Publication Date: 1964-03-18
The World As We Knew It by Amy Brady (Editor); Tajja Isen (Editor)Nineteen leading literary writers from around the globe offer timely, haunting first-person reflections on how climate change has altered their lives--including essays by Lydia Millet, Alexandra Kleeman, Kim Stanley Robinson, Omar El Akkad, Lidia Yuknavitch, Melissa Febos, and more In this riveting anthology, leading literary writers reflect on how climate change has altered their lives, revealing the personal and haunting consequences of this global threat. In the opening essay, National Book Award finalist Lydia Millet mourns the end of the Saguaro cacti in her Arizona backyard due to drought. Later, Omar El Akkad contemplates how the rise of temperatures in the Middle East is destroying his home and the wellspring of his art. Gabrielle Bellot reflects on how a bizarre lionfish invasion devastated the coral reef near her home in the Caribbean--a precursor to even stranger events to come. Traveling through Nebraska, Terese Svoboda witnesses cougars running across highways and showing up in kindergartens. As the stories unfold--from Antarctica to Australia, New Hampshire to New York--an intimate portrait of a climate-changed world emerges, captured by writers whose lives jostle against incongruous memories of familiar places that have been transformed in startling ways.
Call Number: 808.84 BRA
Publication Date: 2022-06-14
The Man Who Could Move Clouds by Ingrid Rojas ContrerasNATIONAL BOOK AWARD FINALIST * From the bestselling author of Fruit of the Drunken Tree, comes a dazzling, kaleidoscopic memoir reclaiming her family's otherworldly legacy.
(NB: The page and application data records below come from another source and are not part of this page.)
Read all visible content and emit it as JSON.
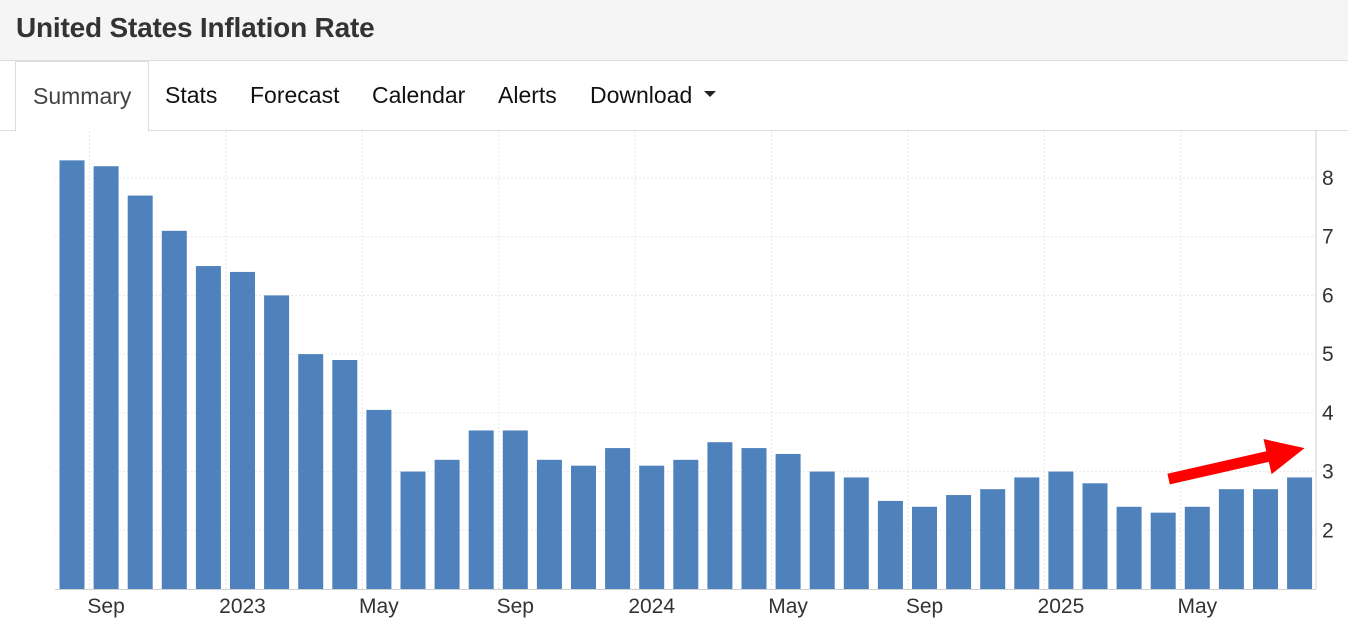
{
  "header": {
    "title": "United States Inflation Rate"
  },
  "tabs": [
    {
      "label": "Summary",
      "active": true
    },
    {
      "label": "Stats"
    },
    {
      "label": "Forecast"
    },
    {
      "label": "Calendar"
    },
    {
      "label": "Alerts"
    },
    {
      "label": "Download",
      "has_dropdown": true
    }
  ],
  "chart_data": {
    "type": "bar",
    "title": "",
    "xlabel": "",
    "ylabel": "",
    "x": [
      "2022-08",
      "2022-09",
      "2022-10",
      "2022-11",
      "2022-12",
      "2023-01",
      "2023-02",
      "2023-03",
      "2023-04",
      "2023-05",
      "2023-06",
      "2023-07",
      "2023-08",
      "2023-09",
      "2023-10",
      "2023-11",
      "2023-12",
      "2024-01",
      "2024-02",
      "2024-03",
      "2024-04",
      "2024-05",
      "2024-06",
      "2024-07",
      "2024-08",
      "2024-09",
      "2024-10",
      "2024-11",
      "2024-12",
      "2025-01",
      "2025-02",
      "2025-03",
      "2025-04",
      "2025-05",
      "2025-06",
      "2025-07",
      "2025-08"
    ],
    "values": [
      8.3,
      8.2,
      7.7,
      7.1,
      6.5,
      6.4,
      6.0,
      5.0,
      4.9,
      4.05,
      3.0,
      3.2,
      3.7,
      3.7,
      3.2,
      3.1,
      3.4,
      3.1,
      3.2,
      3.5,
      3.4,
      3.3,
      3.0,
      2.9,
      2.5,
      2.4,
      2.6,
      2.7,
      2.9,
      3.0,
      2.8,
      2.4,
      2.3,
      2.4,
      2.7,
      2.7,
      2.9
    ],
    "ylim": [
      1.0,
      8.8
    ],
    "yticks": [
      2,
      3,
      4,
      5,
      6,
      7,
      8
    ],
    "xticks": [
      {
        "at": "2022-09",
        "label": "Sep"
      },
      {
        "at": "2023-01",
        "label": "2023"
      },
      {
        "at": "2023-05",
        "label": "May"
      },
      {
        "at": "2023-09",
        "label": "Sep"
      },
      {
        "at": "2024-01",
        "label": "2024"
      },
      {
        "at": "2024-05",
        "label": "May"
      },
      {
        "at": "2024-09",
        "label": "Sep"
      },
      {
        "at": "2025-01",
        "label": "2025"
      },
      {
        "at": "2025-05",
        "label": "May"
      }
    ],
    "grid": true,
    "y_axis_side": "right",
    "bar_color": "#4f81bd",
    "annotation": {
      "type": "arrow",
      "color": "#ff0000",
      "direction": "up-right",
      "near": "last bar"
    }
  }
}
A BEST BOOK OF THE YEAR: TIME, NPR, VULTURE, PEOPLE, BOSTON GLOBE, VANITY FAIR, ESQUIRE, & MORE "Rojas Contreras reacquaints herself with her family's past, weaving their stories with personal narrative, unraveling legacies of violence, machismo and colonialism... In the process, she has written a spellbinding and genre-defying ancestral history."--New York Times Book Review For Ingrid Rojas Contreras, magic runs in the family. Raised amid the political violence of 1980s and '90s Colombia, in a house bustling with her mother's fortune-telling clients, she was a hard child to surprise. Her maternal grandfather, Nono, was a renowned curandero, a community healer gifted with what the family called "the secrets": the power to talk to the dead, tell the future, treat the sick, and move the clouds. And as the first woman to inherit "the secrets," Rojas Contreras' mother was just as powerful. Mami delighted in her ability to appear in two places at once, and she could cast out even the most persistent spirits with nothing more than a glass of water. This legacy had always felt like it belonged to her mother and grandfather, until, while living in the U.S. in her twenties, Rojas Contreras suffered a head injury that left her with amnesia. As she regained partial memory, her family was excited to tell her that this had happened before: Decades ago Mami had taken a fall that left her with amnesia, too. And when she recovered, she had gained access to "the secrets." In 2012, spurred by a shared dream among Mami and her sisters, and her own powerful urge to relearn her family history in the aftermath of her memory loss, Rojas Contreras joins her mother on a journey to Colombia to disinter Nono's remains. With Mami as her unpredictable, stubborn, and often amusing guide, Rojas Contreras traces her lineage back to her Indigenous and Spanish roots, uncovering the violent and rigid colonial narrative that would eventually break her mestizo family into two camps: those who believe "the secrets" are a gift, and those who are convinced they are a curse. Interweaving family stories more enchanting than those in any novel, resurrected Colombian history, and her own deeply personal reckonings with the bounds of reality, Rojas Contreras writes her way through the incomprehensible and into her inheritance. The result is a luminous testament to the power of storytelling as a healing art and an invitation to embrace the extraordinary.